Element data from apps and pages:
= = = = = = =

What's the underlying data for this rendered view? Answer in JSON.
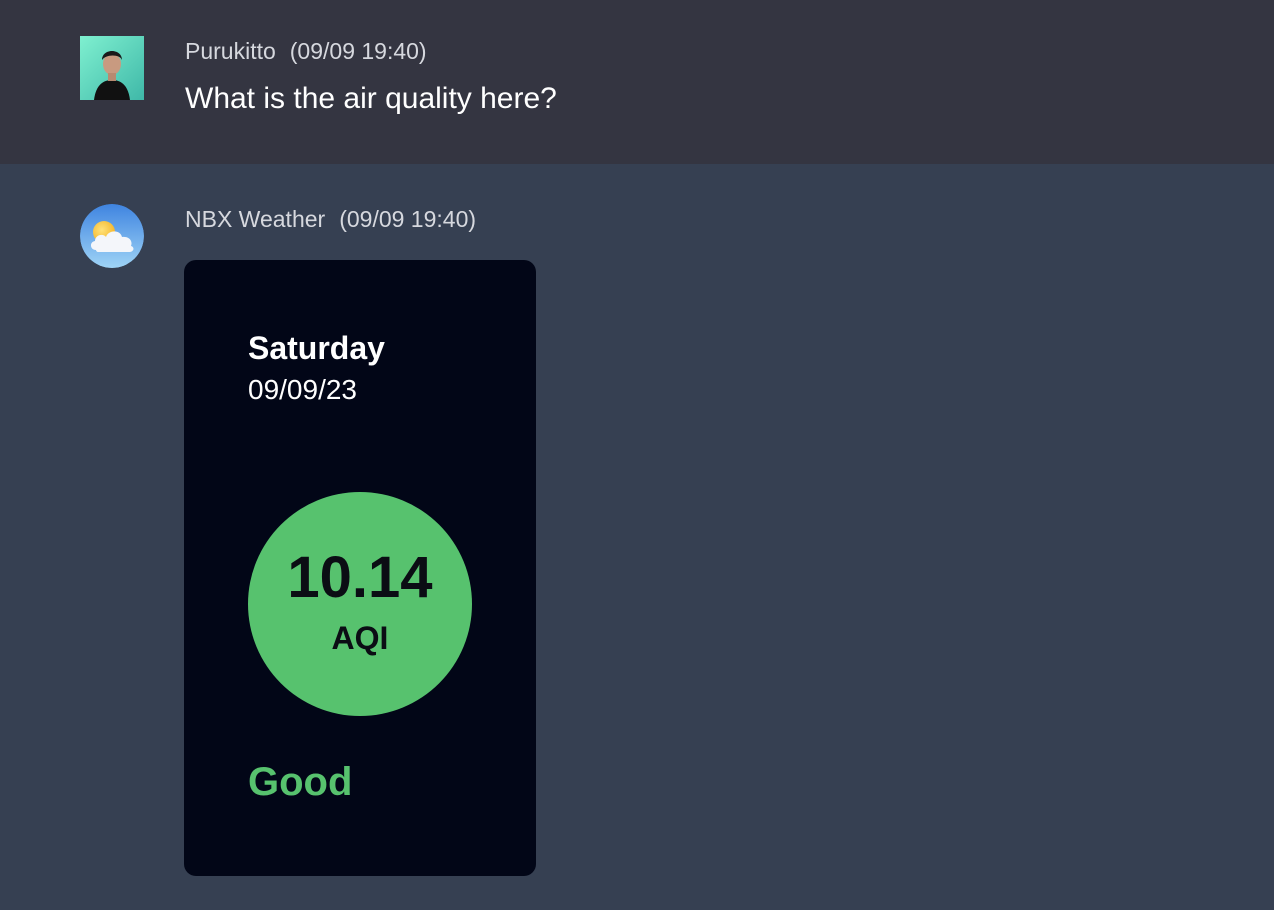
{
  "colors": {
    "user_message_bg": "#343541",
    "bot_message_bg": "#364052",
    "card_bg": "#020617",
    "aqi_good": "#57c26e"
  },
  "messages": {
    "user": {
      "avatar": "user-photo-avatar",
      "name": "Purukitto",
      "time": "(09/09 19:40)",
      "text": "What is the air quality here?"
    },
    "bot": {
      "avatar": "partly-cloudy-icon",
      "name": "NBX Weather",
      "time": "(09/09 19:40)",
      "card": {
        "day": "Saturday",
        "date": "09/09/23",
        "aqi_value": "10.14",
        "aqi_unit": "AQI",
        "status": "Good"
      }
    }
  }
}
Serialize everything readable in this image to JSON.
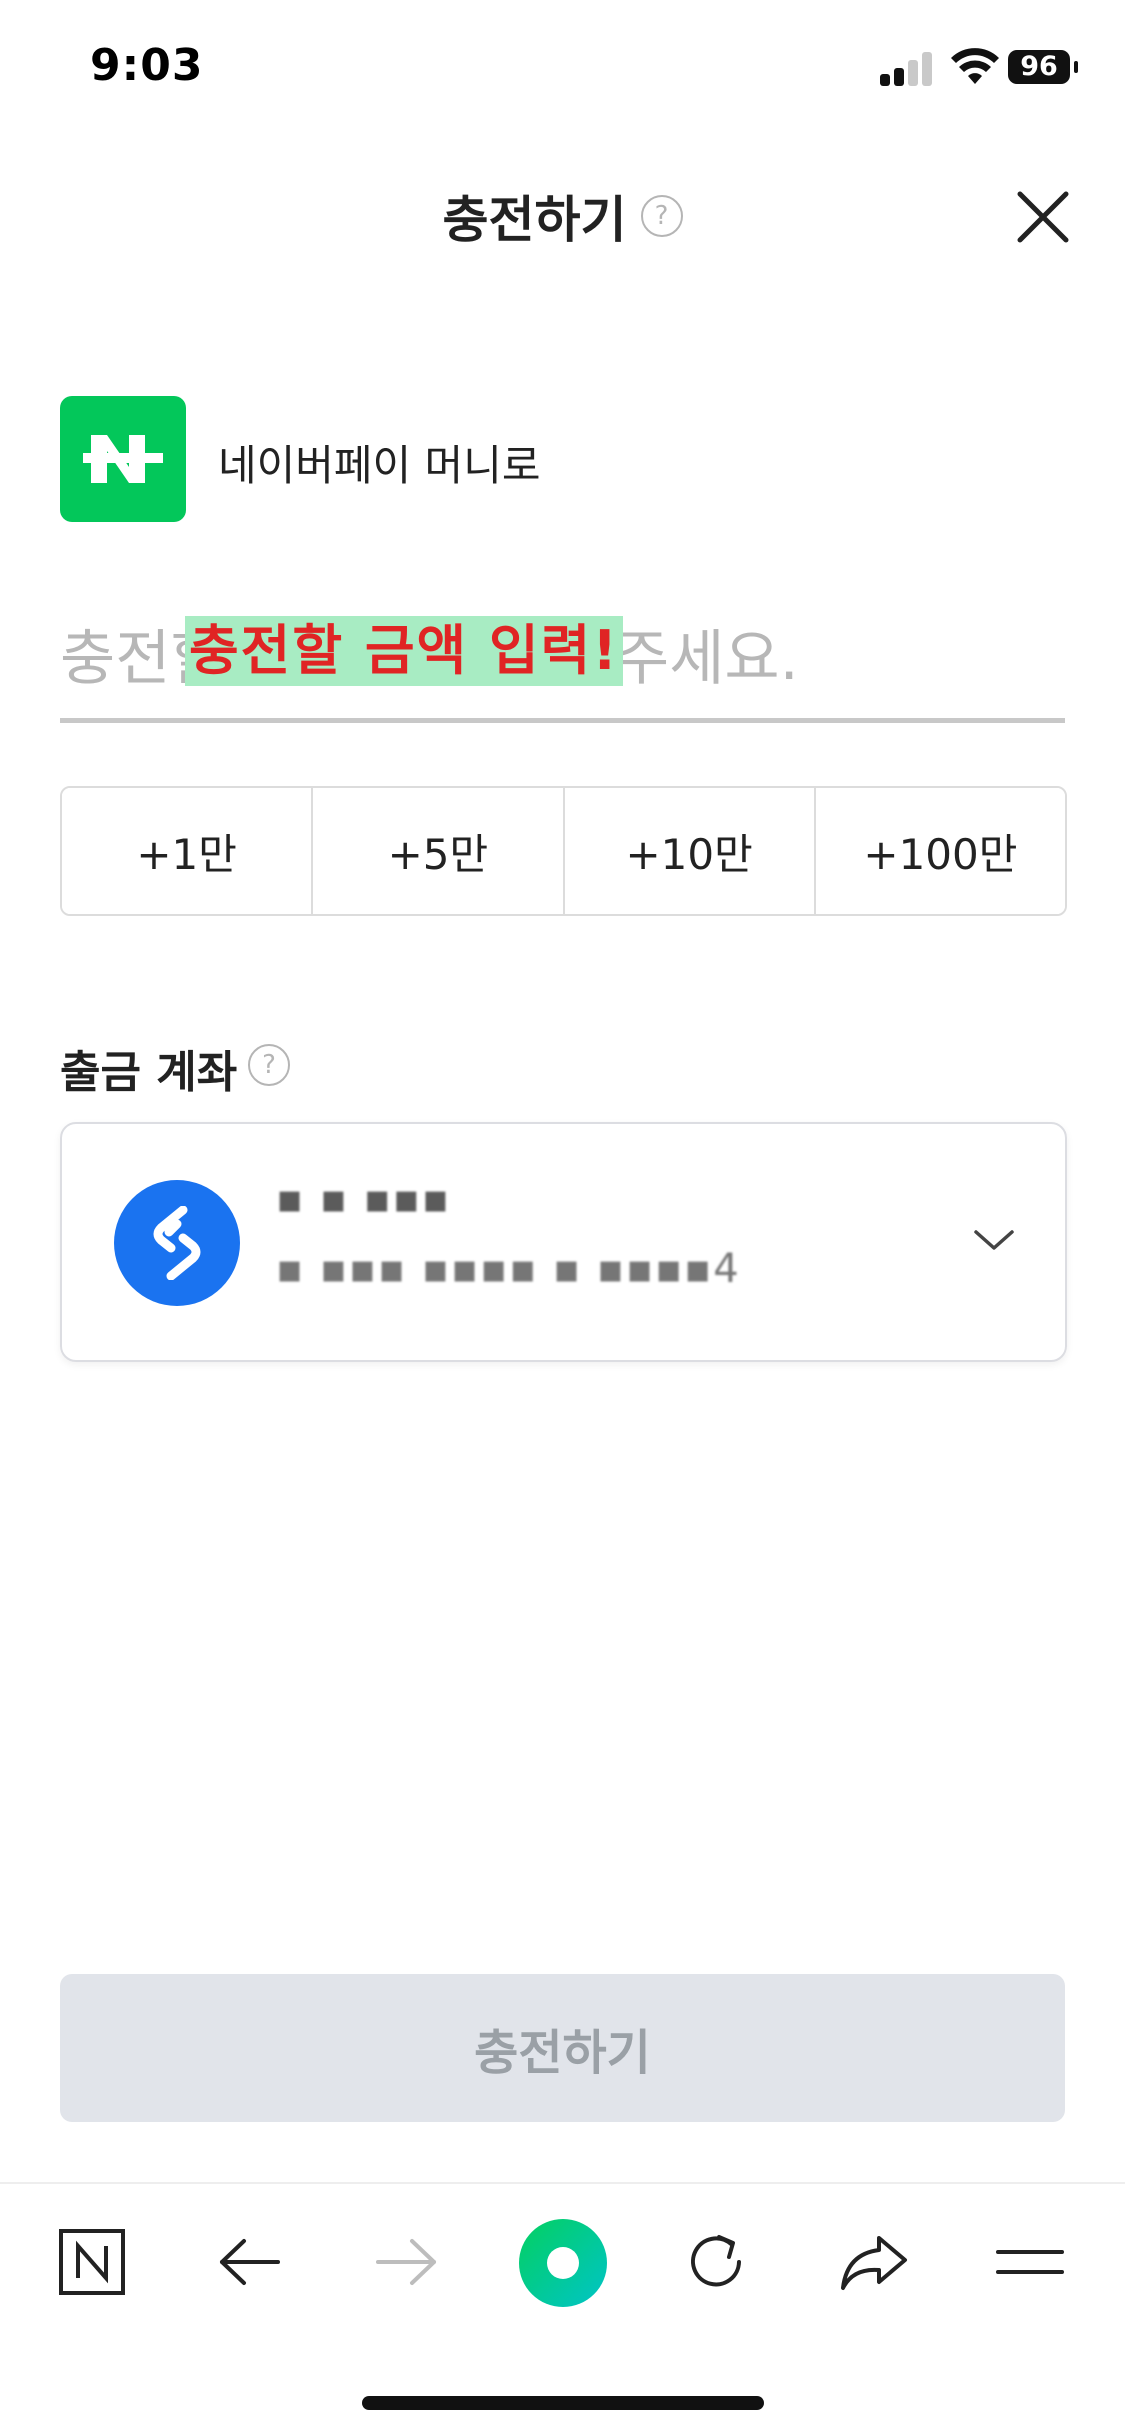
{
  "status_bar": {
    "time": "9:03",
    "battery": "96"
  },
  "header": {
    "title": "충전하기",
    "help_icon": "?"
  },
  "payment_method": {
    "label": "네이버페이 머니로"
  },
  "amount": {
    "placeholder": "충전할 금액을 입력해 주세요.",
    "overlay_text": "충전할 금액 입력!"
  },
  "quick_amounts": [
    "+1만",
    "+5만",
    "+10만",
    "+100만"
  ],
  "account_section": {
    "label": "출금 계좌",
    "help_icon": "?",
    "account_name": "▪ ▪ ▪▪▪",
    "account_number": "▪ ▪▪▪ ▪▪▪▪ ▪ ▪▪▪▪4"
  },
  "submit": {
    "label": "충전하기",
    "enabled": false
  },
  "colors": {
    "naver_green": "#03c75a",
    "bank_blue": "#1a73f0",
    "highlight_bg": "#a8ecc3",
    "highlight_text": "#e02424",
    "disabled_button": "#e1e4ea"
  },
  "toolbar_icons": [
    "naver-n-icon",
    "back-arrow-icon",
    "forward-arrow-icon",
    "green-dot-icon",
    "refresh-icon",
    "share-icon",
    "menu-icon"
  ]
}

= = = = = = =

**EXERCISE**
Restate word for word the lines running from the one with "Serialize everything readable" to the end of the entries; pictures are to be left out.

**WRITTEN RESPONSE**
Serialize everything readable in this image to JSON.
{
  "status_bar": {
    "time": "9:03",
    "battery": "96"
  },
  "header": {
    "title": "충전하기",
    "help_icon": "?"
  },
  "payment_method": {
    "label": "네이버페이 머니로"
  },
  "amount": {
    "placeholder": "충전할 금액을 입력해 주세요.",
    "overlay_text": "충전할 금액 입력!"
  },
  "quick_amounts": [
    "+1만",
    "+5만",
    "+10만",
    "+100만"
  ],
  "account_section": {
    "label": "출금 계좌",
    "help_icon": "?",
    "account_name": "▪ ▪ ▪▪▪",
    "account_number": "▪ ▪▪▪ ▪▪▪▪ ▪ ▪▪▪▪4"
  },
  "submit": {
    "label": "충전하기",
    "enabled": false
  },
  "colors": {
    "naver_green": "#03c75a",
    "bank_blue": "#1a73f0",
    "highlight_bg": "#a8ecc3",
    "highlight_text": "#e02424",
    "disabled_button": "#e1e4ea"
  },
  "toolbar_icons": [
    "naver-n-icon",
    "back-arrow-icon",
    "forward-arrow-icon",
    "green-dot-icon",
    "refresh-icon",
    "share-icon",
    "menu-icon"
  ]
}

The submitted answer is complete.